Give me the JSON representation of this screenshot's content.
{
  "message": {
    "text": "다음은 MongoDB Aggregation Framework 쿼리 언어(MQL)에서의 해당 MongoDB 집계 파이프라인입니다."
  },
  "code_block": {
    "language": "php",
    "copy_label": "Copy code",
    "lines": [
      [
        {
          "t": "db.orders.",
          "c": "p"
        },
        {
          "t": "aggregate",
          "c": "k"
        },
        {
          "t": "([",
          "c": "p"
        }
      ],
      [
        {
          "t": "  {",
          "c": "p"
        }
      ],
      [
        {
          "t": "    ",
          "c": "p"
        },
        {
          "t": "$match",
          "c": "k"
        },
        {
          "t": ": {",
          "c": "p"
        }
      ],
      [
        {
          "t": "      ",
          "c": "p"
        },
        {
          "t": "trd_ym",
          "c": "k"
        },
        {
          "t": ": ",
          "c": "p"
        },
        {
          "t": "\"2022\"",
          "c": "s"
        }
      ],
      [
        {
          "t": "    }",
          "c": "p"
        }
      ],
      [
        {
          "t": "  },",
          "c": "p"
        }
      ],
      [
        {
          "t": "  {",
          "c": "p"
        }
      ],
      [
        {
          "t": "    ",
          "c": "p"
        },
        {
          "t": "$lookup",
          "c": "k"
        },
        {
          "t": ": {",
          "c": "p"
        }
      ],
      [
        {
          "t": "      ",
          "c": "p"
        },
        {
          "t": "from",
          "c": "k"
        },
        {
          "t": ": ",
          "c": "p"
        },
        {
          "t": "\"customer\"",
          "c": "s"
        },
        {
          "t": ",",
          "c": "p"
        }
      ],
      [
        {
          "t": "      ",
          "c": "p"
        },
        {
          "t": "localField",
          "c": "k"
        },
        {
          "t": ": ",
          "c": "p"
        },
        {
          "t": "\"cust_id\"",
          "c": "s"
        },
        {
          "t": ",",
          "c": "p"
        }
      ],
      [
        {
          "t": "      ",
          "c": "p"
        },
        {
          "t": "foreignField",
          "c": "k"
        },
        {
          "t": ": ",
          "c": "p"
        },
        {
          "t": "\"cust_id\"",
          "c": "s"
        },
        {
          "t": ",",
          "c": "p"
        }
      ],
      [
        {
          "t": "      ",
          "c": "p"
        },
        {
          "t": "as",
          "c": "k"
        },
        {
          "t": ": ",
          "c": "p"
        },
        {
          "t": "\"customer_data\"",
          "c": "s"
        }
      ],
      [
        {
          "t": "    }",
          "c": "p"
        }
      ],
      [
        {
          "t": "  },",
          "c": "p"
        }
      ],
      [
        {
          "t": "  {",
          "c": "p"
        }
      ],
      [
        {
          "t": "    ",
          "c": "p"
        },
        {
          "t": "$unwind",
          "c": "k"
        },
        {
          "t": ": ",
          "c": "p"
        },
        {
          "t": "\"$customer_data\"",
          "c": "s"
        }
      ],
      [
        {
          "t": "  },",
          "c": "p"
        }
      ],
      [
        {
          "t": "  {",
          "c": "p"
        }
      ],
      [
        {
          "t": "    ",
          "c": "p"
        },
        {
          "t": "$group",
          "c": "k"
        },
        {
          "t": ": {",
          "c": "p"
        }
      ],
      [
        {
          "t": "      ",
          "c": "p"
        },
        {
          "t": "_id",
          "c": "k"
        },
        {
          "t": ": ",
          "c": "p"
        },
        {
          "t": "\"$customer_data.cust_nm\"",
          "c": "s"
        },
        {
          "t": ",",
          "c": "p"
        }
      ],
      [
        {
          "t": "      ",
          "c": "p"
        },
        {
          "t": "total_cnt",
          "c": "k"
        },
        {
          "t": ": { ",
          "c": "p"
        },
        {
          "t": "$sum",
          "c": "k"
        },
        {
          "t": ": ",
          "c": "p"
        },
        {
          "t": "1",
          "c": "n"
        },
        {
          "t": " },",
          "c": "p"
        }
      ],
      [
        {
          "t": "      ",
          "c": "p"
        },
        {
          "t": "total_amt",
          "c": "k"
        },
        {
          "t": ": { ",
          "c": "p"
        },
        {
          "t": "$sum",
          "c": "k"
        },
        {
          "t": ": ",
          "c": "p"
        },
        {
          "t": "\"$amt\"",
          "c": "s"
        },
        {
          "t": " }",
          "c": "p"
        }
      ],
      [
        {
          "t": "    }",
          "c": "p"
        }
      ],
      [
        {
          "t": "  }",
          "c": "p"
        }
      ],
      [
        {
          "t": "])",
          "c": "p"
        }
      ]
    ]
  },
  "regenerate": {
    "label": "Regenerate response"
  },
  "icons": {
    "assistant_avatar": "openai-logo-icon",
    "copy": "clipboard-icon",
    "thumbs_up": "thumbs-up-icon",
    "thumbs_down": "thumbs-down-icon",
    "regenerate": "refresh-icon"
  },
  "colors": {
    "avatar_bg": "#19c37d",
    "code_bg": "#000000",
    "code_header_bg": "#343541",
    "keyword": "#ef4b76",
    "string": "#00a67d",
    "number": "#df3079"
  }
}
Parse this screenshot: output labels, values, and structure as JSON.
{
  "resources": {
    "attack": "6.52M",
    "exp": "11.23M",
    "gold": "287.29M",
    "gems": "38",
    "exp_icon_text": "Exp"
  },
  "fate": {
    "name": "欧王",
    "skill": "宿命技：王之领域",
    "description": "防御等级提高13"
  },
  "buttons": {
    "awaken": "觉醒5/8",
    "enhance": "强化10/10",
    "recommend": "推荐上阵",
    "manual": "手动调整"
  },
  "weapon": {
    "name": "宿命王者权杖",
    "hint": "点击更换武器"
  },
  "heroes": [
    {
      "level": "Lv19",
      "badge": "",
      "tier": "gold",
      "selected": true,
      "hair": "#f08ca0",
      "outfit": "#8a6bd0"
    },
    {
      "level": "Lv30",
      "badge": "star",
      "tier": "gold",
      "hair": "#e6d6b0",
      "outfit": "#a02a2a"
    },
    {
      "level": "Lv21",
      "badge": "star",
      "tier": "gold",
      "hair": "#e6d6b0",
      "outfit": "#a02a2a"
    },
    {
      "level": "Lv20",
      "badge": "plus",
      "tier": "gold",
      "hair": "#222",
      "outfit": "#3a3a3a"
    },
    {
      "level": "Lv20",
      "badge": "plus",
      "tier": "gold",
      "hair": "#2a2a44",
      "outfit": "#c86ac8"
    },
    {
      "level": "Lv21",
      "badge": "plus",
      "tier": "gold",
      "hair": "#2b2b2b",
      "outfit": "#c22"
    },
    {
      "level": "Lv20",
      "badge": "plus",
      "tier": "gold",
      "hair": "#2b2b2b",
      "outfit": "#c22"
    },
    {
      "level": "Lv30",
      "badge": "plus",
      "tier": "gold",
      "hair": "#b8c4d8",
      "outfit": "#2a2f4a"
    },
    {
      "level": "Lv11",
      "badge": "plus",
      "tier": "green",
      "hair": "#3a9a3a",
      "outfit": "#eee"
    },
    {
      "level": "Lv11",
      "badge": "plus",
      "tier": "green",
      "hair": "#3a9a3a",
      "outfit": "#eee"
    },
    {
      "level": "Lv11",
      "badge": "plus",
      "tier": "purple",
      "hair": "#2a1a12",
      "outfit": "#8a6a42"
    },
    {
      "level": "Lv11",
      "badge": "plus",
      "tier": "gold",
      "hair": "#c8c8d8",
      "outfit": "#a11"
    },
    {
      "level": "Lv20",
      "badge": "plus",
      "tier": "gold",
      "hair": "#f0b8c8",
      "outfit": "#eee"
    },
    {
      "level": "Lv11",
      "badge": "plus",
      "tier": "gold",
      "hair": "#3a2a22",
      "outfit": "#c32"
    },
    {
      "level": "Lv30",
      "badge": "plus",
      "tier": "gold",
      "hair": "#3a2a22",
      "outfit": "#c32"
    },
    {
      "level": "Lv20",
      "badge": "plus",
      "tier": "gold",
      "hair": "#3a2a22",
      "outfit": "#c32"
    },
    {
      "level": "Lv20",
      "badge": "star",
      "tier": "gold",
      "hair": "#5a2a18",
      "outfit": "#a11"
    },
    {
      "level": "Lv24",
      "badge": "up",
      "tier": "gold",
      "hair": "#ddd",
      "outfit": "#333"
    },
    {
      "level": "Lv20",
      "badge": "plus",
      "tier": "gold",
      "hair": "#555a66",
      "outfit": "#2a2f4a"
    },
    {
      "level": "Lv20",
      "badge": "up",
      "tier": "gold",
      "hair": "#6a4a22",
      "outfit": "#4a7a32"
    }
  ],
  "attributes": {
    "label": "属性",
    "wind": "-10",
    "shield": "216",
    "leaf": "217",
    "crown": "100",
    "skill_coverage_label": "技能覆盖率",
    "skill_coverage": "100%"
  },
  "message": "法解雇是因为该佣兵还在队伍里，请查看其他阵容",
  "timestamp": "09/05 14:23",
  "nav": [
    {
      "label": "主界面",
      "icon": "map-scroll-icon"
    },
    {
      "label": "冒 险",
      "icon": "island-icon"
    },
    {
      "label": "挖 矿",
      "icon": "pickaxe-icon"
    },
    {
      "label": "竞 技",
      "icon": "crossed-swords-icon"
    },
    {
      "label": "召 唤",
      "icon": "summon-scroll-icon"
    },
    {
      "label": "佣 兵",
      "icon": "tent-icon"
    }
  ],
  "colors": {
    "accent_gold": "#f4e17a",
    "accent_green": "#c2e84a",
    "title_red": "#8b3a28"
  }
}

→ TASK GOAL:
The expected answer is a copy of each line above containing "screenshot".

→ EXERCISE RESPONSE:
Give me the JSON representation of this screenshot's content.
Parse this screenshot: output labels, values, and structure as JSON.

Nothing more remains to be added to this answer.